This 3D printed Infinity Cube by designer

When combined, 3D printing technology and the Arduino platform can be used to concoct some amazing devices and objects. Supported by a wide-reaching open-source community, Arduino hardware and software is consistently used as the basis for an endless array of advanced 3D printing projects.

One of the most striking examples that showcase what happens when these two worlds collide is the RGB Infinity Cube, an Arduino-powered reflective box created by Australian designer and maker named Michael Laws.

Recently shared on his popular YouTube channel Teaching Tech, the maker uploaded a video detailing an Arduino RGB NeoPixel-based project called the Infinity Cube. Inside of this 3D printed box, you can place a logo or symbol of your choice, as the box gives it an endless effect using reflective film.

This 3D printed Inifinty Cube is essentially a six-sided version of an infinity mirror, which uses 2-way mirror film to reflect light and generates an effect of boundless repetition of whatever object is propped up inside of the box. It’s a slightly difficult project that consists of multiple steps and requires a handful of non-printed components. Thankfully, Laws walks us through each step, including printing, wiring, programming, and assembly.

Let’s take a closer look at what you need and how to build your very own 3D printed RGB Infinity Cube.

What You Need & How to Build it

First and foremost, to build your own Infinity Cube, you’ll need to have a 3D printer handy. The STL files for the frame are available to download via Thingiverse, consisting of five different parts. The posts need to be printed four times, the end pieces twice, and the remainder of the 3D printed components just once.

According to the creator of the Infinity Cube, the parts should be printed at 10% infill and a 0.2mm layer resolution. No support structures are required, but adding a raft to the 3D printed posts could be helpful.

Aside from the 3D printed sections, you’ll also need to complete the following parts checklist to construct this project:

  • 2 Adafruit NeoPixel LED Strip
  • 3 Reflective Mylar Film
  • 4 Acrylic Sheet
  • 5 Wiring Kit
  • 6 Crimping Tool
  • 7 (8x) M3 x 20mm bolts
  • 7 (4x) M3 x 16mm bolts

Once you have all of your parts gathered, it’s time to move onto the assembly process. This will require some cutting, wiring, and programming, so keep that in mind if you’re an inexperienced maker. Thankfully, Laws has shared a comprehensive visual assembly guide on YouTube, which can be found below. We’ll also provide a brief recap to show you what you’ll be going up against.

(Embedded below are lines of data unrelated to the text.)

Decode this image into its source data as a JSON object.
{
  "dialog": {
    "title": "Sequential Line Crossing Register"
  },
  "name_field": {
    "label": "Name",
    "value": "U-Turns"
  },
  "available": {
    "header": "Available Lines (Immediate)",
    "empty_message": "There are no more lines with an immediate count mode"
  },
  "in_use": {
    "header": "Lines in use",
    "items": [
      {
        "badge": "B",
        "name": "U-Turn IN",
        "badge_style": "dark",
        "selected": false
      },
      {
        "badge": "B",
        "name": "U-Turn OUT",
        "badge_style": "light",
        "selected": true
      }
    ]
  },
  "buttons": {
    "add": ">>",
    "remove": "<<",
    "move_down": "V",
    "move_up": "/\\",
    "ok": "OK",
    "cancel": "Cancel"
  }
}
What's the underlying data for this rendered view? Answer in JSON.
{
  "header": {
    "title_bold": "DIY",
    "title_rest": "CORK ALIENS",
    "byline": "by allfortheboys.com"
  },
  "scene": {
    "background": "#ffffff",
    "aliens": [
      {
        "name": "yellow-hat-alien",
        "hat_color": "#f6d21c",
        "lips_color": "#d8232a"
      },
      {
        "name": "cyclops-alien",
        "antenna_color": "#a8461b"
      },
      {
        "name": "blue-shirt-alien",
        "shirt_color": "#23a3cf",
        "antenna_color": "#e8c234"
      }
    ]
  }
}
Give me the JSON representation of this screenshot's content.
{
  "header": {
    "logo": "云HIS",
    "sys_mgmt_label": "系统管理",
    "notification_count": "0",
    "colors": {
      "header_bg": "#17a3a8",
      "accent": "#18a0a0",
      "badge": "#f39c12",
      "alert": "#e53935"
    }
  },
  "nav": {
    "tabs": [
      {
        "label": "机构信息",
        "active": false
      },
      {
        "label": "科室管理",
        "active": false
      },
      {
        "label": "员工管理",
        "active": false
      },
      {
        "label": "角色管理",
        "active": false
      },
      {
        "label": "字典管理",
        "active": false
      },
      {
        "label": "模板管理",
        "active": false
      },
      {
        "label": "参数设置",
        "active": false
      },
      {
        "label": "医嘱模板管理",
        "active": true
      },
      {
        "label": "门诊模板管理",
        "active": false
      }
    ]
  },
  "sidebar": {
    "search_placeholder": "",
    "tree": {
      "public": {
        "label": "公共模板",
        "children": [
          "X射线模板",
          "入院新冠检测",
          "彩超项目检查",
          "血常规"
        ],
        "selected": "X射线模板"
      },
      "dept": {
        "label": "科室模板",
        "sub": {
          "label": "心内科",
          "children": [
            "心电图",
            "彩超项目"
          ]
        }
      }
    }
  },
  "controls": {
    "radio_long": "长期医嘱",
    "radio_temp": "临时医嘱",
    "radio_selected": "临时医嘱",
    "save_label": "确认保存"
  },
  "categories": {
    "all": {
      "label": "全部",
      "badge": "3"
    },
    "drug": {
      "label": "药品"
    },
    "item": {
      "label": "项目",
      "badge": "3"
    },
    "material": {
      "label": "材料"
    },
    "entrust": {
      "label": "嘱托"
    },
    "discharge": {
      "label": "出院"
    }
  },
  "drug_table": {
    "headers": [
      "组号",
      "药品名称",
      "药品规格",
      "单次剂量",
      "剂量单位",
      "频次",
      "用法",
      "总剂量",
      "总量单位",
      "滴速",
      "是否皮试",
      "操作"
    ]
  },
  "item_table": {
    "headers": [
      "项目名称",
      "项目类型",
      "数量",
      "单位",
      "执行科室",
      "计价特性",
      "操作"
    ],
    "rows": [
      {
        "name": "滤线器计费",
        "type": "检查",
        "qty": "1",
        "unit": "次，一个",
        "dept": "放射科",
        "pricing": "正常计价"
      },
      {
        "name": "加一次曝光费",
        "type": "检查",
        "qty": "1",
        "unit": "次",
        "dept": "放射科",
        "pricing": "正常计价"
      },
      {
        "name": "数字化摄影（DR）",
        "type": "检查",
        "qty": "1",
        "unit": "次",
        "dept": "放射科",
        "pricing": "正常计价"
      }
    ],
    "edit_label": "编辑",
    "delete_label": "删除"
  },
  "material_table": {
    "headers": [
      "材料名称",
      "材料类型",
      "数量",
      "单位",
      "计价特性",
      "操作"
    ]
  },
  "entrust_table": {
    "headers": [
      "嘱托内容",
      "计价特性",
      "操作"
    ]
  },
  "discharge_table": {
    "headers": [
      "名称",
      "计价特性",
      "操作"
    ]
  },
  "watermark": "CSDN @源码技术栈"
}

After 3D printing the various parts, you need to prepare the acrylic by cutting six identical squares that are about 100 x 100mm. The two-way mirror film will then be applied to the acrylic, a step that even Laws struggled with at first, but he eventually found a video from someone with more experience in the matter.

The Teaching Tech host then proceeds to demonstrate how the NeoPixels are wired and mounted inside the top and bottom of the 3D printed end pieces. Check out the video to get a more in-depth explanation on how the Arduino is programmed and used.

Before you can mount the NeoPixel strips inside of the end pieces, the process will require some measuring and testing. Using the 3D printed posts and mirror tiles, proceed to slide each tile into the allotted slots, including one above the LEDs inside of the bottom end piece.

After all of the posts are erected and tiles slid into place, you’ll have to repeat the wiring process for the top end piece as well. In the final segment of the video, the maker tightens all of the screws and shows us how to illuminate the Infinity Cube.

3D printing